I finally finished editing the video I took at the 2019 Women’s March in Eugene, Oregon. I filmed it using my iPhone 5 camera, did the preliminary editing in iMovie, and then finished it in Adobe Premiere Pro. I’m happy with how it turned out, even though I kind of wish I’d used my Lumix GH4. I hope you enjoy it!
The visual haiku is a video art form that follows the rules of haiku poetry: three short scenes, each a few seconds in length, that illuminate a moment in time. Traditional haiku finds its subject in the human experience of nature, but poets have written haiku about many other topics.
At Girls’ Voices Matter, our students will learn how to create their own visual haiku. It’s an easy, fun and endlessly creative way to make lots of beautiful, short videos.
Using a watercolor I made a few years ago and a couple of scenes of my backyard chickens, I made this haiku video last weekend. I used Adobe Premiere Pro to edit and color-correct.
The split-screen effect is an easy way to add interest to a video. Below, we’ve created three sample videos using this technique.
NOTE: we used iMovie to make these samples.
Sample 1. Basic Split-Screen effect. Screen pushes from left to right.
Sample 2. Split-Screen with right clip reversed, using “vintage” and “blast” filters.
Sample 3. Picture-in-picture effect using “silent era” filter.
At Digital Storytelling of the Pacific Northwest’s Fall Workshop, students will learn tips and techniques that will add interest and appeal to their videos. Three of my favorites are the mirror shot, overlays and see-through animated masks. I’ve added samples of these techniques for your review below.
NOTE: I used iMovie and Adobe Premiere Pro to make these samples. During the Fall Workshop, students will learn how to use both programs.
Sample 1. The mirror shot. I added music and a fade at the end.
Sample 2. Overlay. Light leaks give this clip a unique look. I added ocean and seagull sound.
Sample 3. See-through animated mask. I added ocean sounds.
Telling stories and craft-making are two healthy, creative activities that benefit teen girls, helping them gain confidence in their abilities and encouraging them to try new things. One of the options we offer our students at Digital Storytelling of the Pacific Northwest is instruction in making the how-to or demonstration video.
My video “The Fairy House” is an example of a how-to, story-telling video. The inspiration came from a newspaper story about Theresa Ojibway, a woman from New Jersey who makes fairy houses. She makes tiny beds, chairs, ladders, and doors from natural materials, and leaves them in parks for children to find.
Theresa Ojibway’s story inspired me to create a video about a woman who makes fairy furniture. Over a two-week period in the summer of 2016, I did the following:
- researched photographs of Ms. Ojibway’s creations,
- made my own versions with twigs, glue, twine, fabric, and craft-store items,
- wrote the screenplay,
- filmed myself in my backyard.

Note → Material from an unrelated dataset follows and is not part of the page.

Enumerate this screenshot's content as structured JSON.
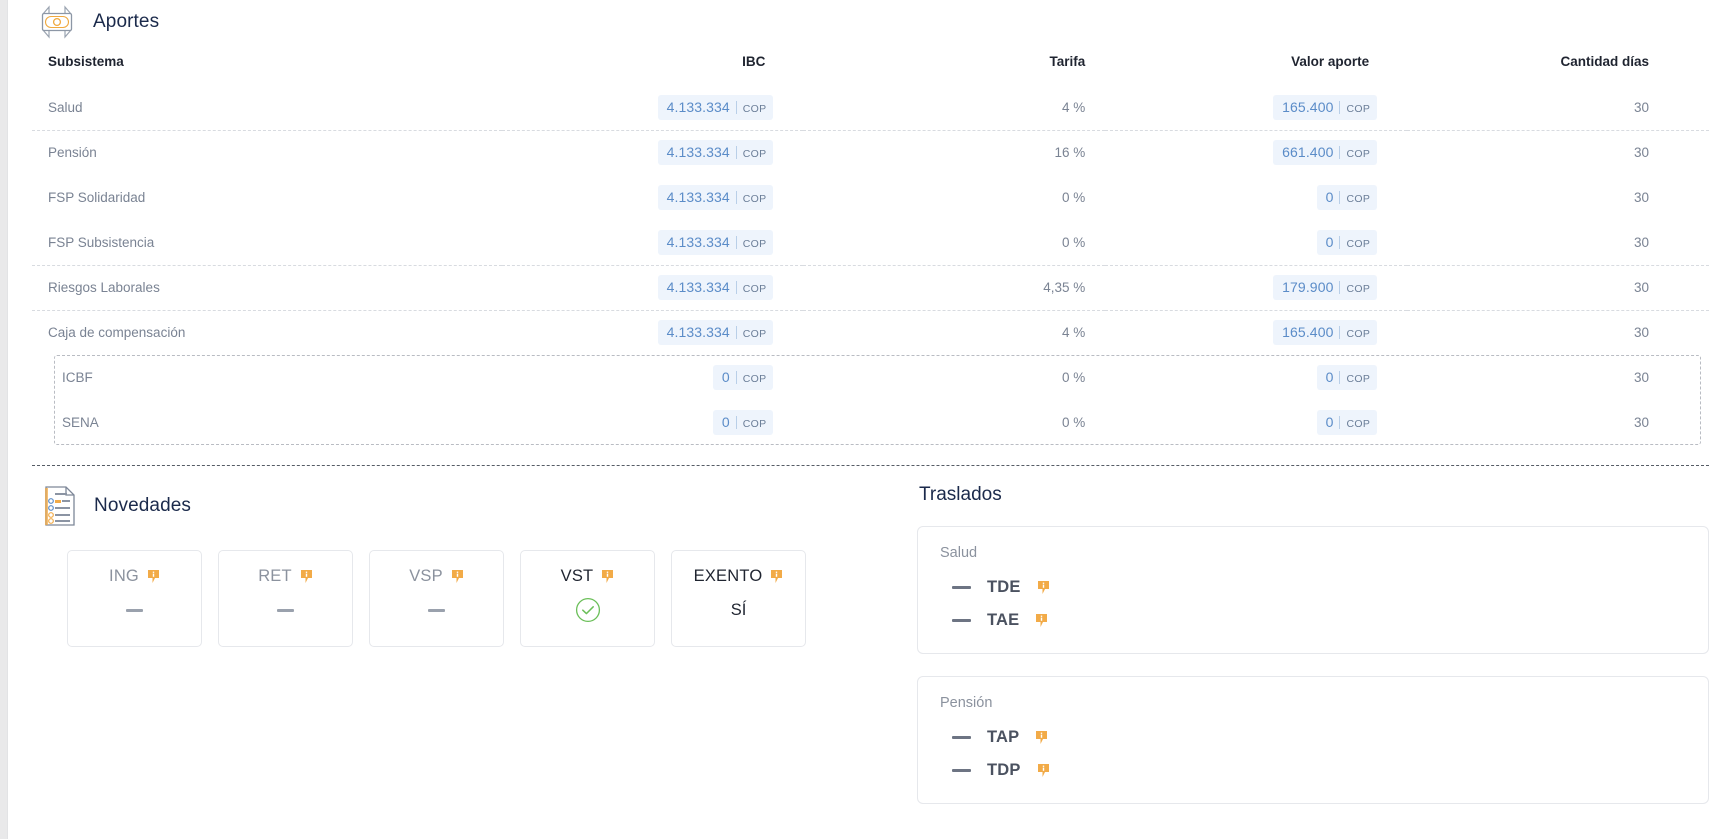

It was an extremely enjoyable project, as it allowed me to fulfill the roles of screenwriter, actor (just my hands!), set designer, prop builder, videographer, editor, and producer. The only task I gave to someone else was that of narrator. A former student of mine allowed me to record her telling the story of the Fairy House. (My son painted the fairy-mobile.)
I filmed the scenes with redwood trees in a park near my house, and since it was summer, I had to deal the hard bright light. I used various settings in Adobe Premiere’s Lumetri Color to get the dreamy, brownish look of an old book or postcard. For the furniture-building scenes, I covered a plastic table with brown postal paper and shot some of the scenes through pots of flowers.
I have lots of “blooper” video, times when the wind scattered my carefully arranged twigs, or the fragile, twiggy furniture kept falling over, or when my dog, who appears at the end, refused to stay on camera. I’ve often thought of making a video of just those scenes!
Founder and Director